Women have hormones. The exact detail of these hormones is not important; their unpredictable effects are all that matter. These books reflect the general bafflement with which men greet women's mood swings. It is, as The Bloke's Guide calls it, "pregnancy venom" and it gives men a temporary partner in place of the woman they used to know. It can be cute though, as women suddenly cry at the slightest thing such as a bad movie, baby clothes or "a two-for-one deal in Iceland".
Each book advises that the reader does not get angered by these emotional swings, especially given that a man cannot blame his hormones. Some of the tips seem quite straightforward. "Don't tell her that her bum is getting bigger," for instance, is sound advice. Some of it, though, seems oddly suicidal.
The Bloke's Guide suggests that if her transformation from object of lust to mother puts you off sex, then just explain this to her. Great advice, as long as you have prepared the spare room in advance.
In many of the women's books, sex is dealt with in a no-nonsense way. In Dr Miriam Stoppard's Pregnancy and Birth Book, for instance, pencil sketches of hippies in sexual congress are included without the slightest snigger. In the men's pregnancy books, though, a lot of the information is laced with a bit of Hugh Grant-esque awkwardness and embarrassed talk about "bits".
The Bloke's Guide is actually very honest and open on this topic, but it makes sure to soften it up with a bit of lad-speak about being a "shag monster" and the opportunities that are presented when the pregnant woman gets a visit from "the Breast Fairy".
Its section about the possibility of sexual frustration arrives with the sensitive euphemism, 'Pamela and Her Five Sisters'.
Oddly, it also feels the need to warn readers that even if there is a lack of action at home it is not wise to have a drunken fling with another woman. There are men who need this advice? Good luck to their partners.
The man's job is to bring a camera, have enough change for the parking meter, make sure the birth plan is adhered to, and be shouted at without ever shouting back. And by the way, the birth is messy. Very messy. When mother and child are in hospital recovering, then this is the last chance for some time that a man will have to get very drunk. He should take it.
Fatherhood: The Truth covers both pregnancy and the early months of being a dad. Finally, after nine months of feeling slightly disconnected and ineffectual, the man can look forward to . . . well, several more months of feeling slightly disconnected and ineffectual. A new father can also expect, like the author, to be "Competitive Dad": "If you told me that you had an ugly baby, I would probably say that mine was uglier."
There are plenty of books on actually being a dad, although too many are American ones written like corporate self-improvement books. The One-Minute Dad, for example, is from the people behind The One-Minute Manager and applies business techniques to being a parent. Sounds like fun.

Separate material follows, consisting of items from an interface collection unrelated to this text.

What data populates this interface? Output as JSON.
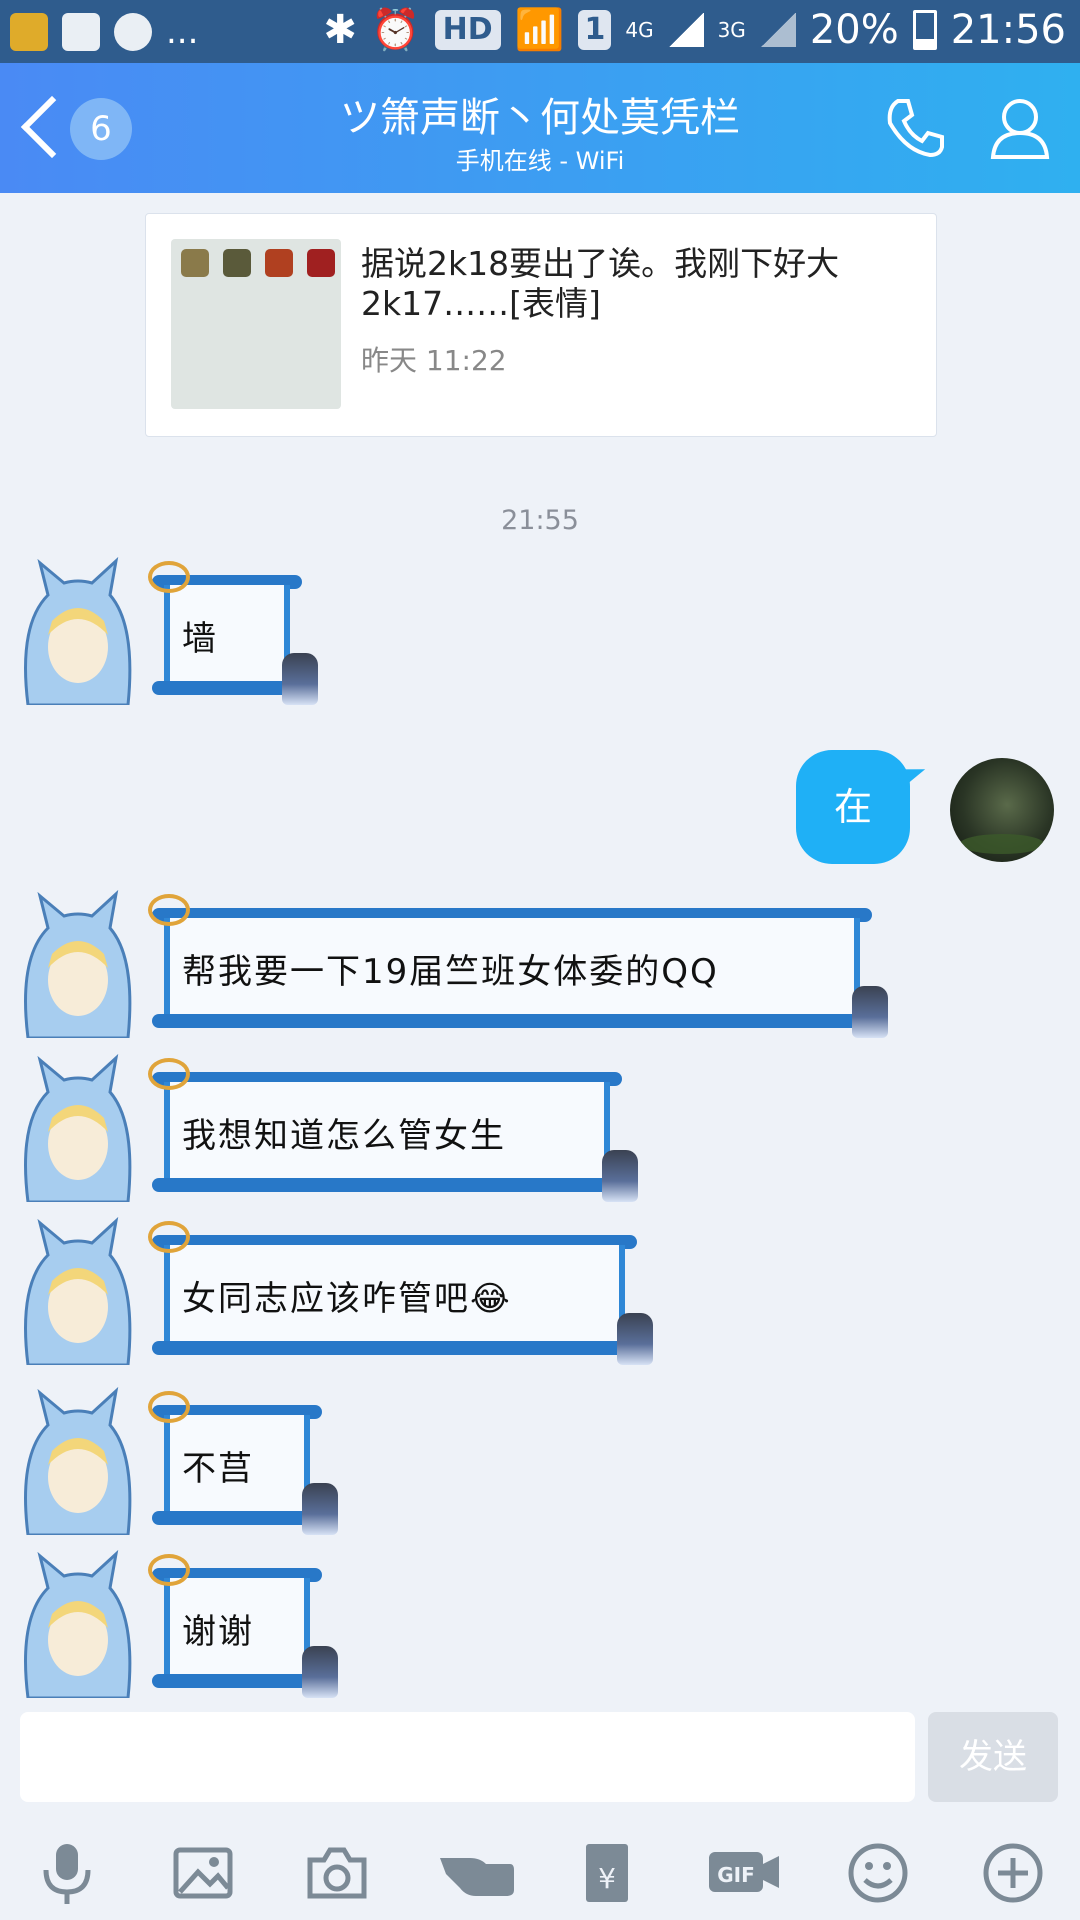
{
  "status_bar": {
    "battery": "20%",
    "time": "21:56",
    "hd": "HD",
    "sim": "1",
    "net1": "4G",
    "net2": "3G",
    "dots": "..."
  },
  "header": {
    "unread_badge": "6",
    "title": "ツ箫声断丶何处莫凭栏",
    "subtitle": "手机在线 - WiFi"
  },
  "shared_card": {
    "text": "据说2k18要出了诶。我刚下好大2k17……[表情]",
    "time": "昨天 11:22"
  },
  "timestamp": "21:55",
  "messages": [
    {
      "side": "left",
      "text": "墙"
    },
    {
      "side": "right",
      "text": "在"
    },
    {
      "side": "left",
      "text": "帮我要一下19届竺班女体委的QQ"
    },
    {
      "side": "left",
      "text": "我想知道怎么管女生"
    },
    {
      "side": "left",
      "text": "女同志应该咋管吧😂"
    },
    {
      "side": "left",
      "text": "不莒"
    },
    {
      "side": "left",
      "text": "谢谢"
    }
  ],
  "input": {
    "send_label": "发送",
    "placeholder": ""
  },
  "toolbar": [
    "mic-icon",
    "image-icon",
    "camera-icon",
    "poke-icon",
    "red-packet-icon",
    "gif-icon",
    "emoji-icon",
    "plus-icon"
  ],
  "colors": {
    "header_start": "#4a8af4",
    "header_end": "#2fb0f0",
    "bubble_right": "#1fb0f6",
    "background": "#eef2f8"
  }
}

Another American book, Come On Dad: 75 Things for Fathers and Sons to Do Together, is for fathers who want to either a) bond with their son or b) exclude their daughters. It is filled with advice that is both practical and pushy. For instance, why not set up a lemonade stand with your son? ("He'll learn the rudiments of setting up a business and earn a few dollars as well.")
It also suggests ways to make each activity harder: "Explain that in real business, the key to success is selling the product for more than it cost to acquire and produce."
To be honest, I'll wait until I actually have the child before I start attracting the attention of the anti-child labour laws, but thanks for all the advice.
The Bloke's Guide To Pregnancy, by Jon Smith, Hay House, €12.95
From Lad to Dad: How to Survive as a Pregnant Father, by Stephen Giles, White Ladder Press, £7.99
Fatherhood: The Truth, by Marcus Berkmann, Vermilion, €15.80
Come on Dad: 75 Things for Fathers and Sons to Do Together, by Ed Avis, Lobster Press, €8.85